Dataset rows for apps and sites
[Start of Attachment]
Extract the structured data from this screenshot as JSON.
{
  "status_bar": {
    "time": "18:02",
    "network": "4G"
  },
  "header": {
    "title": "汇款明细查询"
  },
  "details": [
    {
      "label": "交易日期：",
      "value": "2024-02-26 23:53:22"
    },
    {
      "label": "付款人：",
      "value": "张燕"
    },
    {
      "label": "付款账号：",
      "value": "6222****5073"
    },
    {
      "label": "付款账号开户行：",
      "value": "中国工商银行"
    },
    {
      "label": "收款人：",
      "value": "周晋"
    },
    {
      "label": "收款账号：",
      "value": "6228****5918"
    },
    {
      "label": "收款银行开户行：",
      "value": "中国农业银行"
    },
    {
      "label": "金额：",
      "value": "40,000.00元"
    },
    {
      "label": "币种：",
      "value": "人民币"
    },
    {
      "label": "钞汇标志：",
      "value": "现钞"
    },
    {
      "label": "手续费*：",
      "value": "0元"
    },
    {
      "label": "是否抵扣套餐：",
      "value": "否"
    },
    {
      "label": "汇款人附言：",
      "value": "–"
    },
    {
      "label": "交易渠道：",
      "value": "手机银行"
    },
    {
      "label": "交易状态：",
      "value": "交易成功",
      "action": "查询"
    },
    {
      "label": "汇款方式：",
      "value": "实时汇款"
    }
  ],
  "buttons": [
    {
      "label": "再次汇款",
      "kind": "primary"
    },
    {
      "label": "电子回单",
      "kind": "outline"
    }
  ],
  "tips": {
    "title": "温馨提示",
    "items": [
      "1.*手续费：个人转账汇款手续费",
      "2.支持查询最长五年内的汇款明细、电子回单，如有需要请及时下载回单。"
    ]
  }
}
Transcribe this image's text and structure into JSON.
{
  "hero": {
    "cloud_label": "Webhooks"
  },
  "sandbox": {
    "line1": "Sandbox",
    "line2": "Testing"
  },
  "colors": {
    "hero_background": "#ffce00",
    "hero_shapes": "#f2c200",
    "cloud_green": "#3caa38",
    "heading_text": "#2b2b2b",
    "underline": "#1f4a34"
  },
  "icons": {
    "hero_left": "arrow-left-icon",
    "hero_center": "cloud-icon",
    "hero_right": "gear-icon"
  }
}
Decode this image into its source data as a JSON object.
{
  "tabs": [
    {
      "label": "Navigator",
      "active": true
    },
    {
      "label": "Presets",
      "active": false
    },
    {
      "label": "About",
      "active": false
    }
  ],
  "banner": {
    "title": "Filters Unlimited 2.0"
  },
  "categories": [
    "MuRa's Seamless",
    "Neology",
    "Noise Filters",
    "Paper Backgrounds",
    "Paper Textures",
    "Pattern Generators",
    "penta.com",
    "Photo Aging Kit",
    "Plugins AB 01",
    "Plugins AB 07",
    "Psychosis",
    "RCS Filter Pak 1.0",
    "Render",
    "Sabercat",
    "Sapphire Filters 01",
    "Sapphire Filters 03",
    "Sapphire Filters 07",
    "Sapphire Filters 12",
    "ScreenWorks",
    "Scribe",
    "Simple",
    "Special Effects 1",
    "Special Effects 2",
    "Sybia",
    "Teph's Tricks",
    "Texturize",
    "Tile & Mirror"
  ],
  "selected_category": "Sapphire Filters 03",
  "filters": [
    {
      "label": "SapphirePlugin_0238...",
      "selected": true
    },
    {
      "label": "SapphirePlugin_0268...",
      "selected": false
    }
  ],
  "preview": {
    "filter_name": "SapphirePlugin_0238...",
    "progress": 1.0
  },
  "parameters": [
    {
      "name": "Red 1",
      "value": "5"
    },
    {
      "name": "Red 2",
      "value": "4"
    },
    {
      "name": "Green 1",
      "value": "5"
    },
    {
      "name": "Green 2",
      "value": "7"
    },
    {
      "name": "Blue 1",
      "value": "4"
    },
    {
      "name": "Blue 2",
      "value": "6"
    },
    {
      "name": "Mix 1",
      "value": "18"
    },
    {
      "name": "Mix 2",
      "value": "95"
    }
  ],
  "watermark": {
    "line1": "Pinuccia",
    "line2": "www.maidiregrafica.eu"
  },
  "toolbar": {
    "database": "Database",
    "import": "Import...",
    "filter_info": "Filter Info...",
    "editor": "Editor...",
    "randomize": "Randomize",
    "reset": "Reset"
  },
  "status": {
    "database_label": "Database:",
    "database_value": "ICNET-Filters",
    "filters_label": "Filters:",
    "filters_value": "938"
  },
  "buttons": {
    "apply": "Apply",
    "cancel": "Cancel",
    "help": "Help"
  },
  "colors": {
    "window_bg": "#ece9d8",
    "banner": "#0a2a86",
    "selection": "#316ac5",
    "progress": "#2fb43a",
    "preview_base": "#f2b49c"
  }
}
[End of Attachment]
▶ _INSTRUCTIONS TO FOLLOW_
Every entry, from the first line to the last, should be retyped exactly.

▶ _SOLUTION FOR THIS PROBLEM_
Extract the structured data from this screenshot as JSON.
{
  "status_bar": {
    "time": "18:02",
    "network": "4G"
  },
  "header": {
    "title": "汇款明细查询"
  },
  "details": [
    {
      "label": "交易日期：",
      "value": "2024-02-26 23:53:22"
    },
    {
      "label": "付款人：",
      "value": "张燕"
    },
    {
      "label": "付款账号：",
      "value": "6222****5073"
    },
    {
      "label": "付款账号开户行：",
      "value": "中国工商银行"
    },
    {
      "label": "收款人：",
      "value": "周晋"
    },
    {
      "label": "收款账号：",
      "value": "6228****5918"
    },
    {
      "label": "收款银行开户行：",
      "value": "中国农业银行"
    },
    {
      "label": "金额：",
      "value": "40,000.00元"
    },
    {
      "label": "币种：",
      "value": "人民币"
    },
    {
      "label": "钞汇标志：",
      "value": "现钞"
    },
    {
      "label": "手续费*：",
      "value": "0元"
    },
    {
      "label": "是否抵扣套餐：",
      "value": "否"
    },
    {
      "label": "汇款人附言：",
      "value": "–"
    },
    {
      "label": "交易渠道：",
      "value": "手机银行"
    },
    {
      "label": "交易状态：",
      "value": "交易成功",
      "action": "查询"
    },
    {
      "label": "汇款方式：",
      "value": "实时汇款"
    }
  ],
  "buttons": [
    {
      "label": "再次汇款",
      "kind": "primary"
    },
    {
      "label": "电子回单",
      "kind": "outline"
    }
  ],
  "tips": {
    "title": "温馨提示",
    "items": [
      "1.*手续费：个人转账汇款手续费",
      "2.支持查询最长五年内的汇款明细、电子回单，如有需要请及时下载回单。"
    ]
  }
}
Transcribe this image's text and structure into JSON.
{
  "hero": {
    "cloud_label": "Webhooks"
  },
  "sandbox": {
    "line1": "Sandbox",
    "line2": "Testing"
  },
  "colors": {
    "hero_background": "#ffce00",
    "hero_shapes": "#f2c200",
    "cloud_green": "#3caa38",
    "heading_text": "#2b2b2b",
    "underline": "#1f4a34"
  },
  "icons": {
    "hero_left": "arrow-left-icon",
    "hero_center": "cloud-icon",
    "hero_right": "gear-icon"
  }
}
Decode this image into its source data as a JSON object.
{
  "tabs": [
    {
      "label": "Navigator",
      "active": true
    },
    {
      "label": "Presets",
      "active": false
    },
    {
      "label": "About",
      "active": false
    }
  ],
  "banner": {
    "title": "Filters Unlimited 2.0"
  },
  "categories": [
    "MuRa's Seamless",
    "Neology",
    "Noise Filters",
    "Paper Backgrounds",
    "Paper Textures",
    "Pattern Generators",
    "penta.com",
    "Photo Aging Kit",
    "Plugins AB 01",
    "Plugins AB 07",
    "Psychosis",
    "RCS Filter Pak 1.0",
    "Render",
    "Sabercat",
    "Sapphire Filters 01",
    "Sapphire Filters 03",
    "Sapphire Filters 07",
    "Sapphire Filters 12",
    "ScreenWorks",
    "Scribe",
    "Simple",
    "Special Effects 1",
    "Special Effects 2",
    "Sybia",
    "Teph's Tricks",
    "Texturize",
    "Tile & Mirror"
  ],
  "selected_category": "Sapphire Filters 03",
  "filters": [
    {
      "label": "SapphirePlugin_0238...",
      "selected": true
    },
    {
      "label": "SapphirePlugin_0268...",
      "selected": false
    }
  ],
  "preview": {
    "filter_name": "SapphirePlugin_0238...",
    "progress": 1.0
  },
  "parameters": [
    {
      "name": "Red 1",
      "value": "5"
    },
    {
      "name": "Red 2",
      "value": "4"
    },
    {
      "name": "Green 1",
      "value": "5"
    },
    {
      "name": "Green 2",
      "value": "7"
    },
    {
      "name": "Blue 1",
      "value": "4"
    },
    {
      "name": "Blue 2",
      "value": "6"
    },
    {
      "name": "Mix 1",
      "value": "18"
    },
    {
      "name": "Mix 2",
      "value": "95"
    }
  ],
  "watermark": {
    "line1": "Pinuccia",
    "line2": "www.maidiregrafica.eu"
  },
  "toolbar": {
    "database": "Database",
    "import": "Import...",
    "filter_info": "Filter Info...",
    "editor": "Editor...",
    "randomize": "Randomize",
    "reset": "Reset"
  },
  "status": {
    "database_label": "Database:",
    "database_value": "ICNET-Filters",
    "filters_label": "Filters:",
    "filters_value": "938"
  },
  "buttons": {
    "apply": "Apply",
    "cancel": "Cancel",
    "help": "Help"
  },
  "colors": {
    "window_bg": "#ece9d8",
    "banner": "#0a2a86",
    "selection": "#316ac5",
    "progress": "#2fb43a",
    "preview_base": "#f2b49c"
  }
}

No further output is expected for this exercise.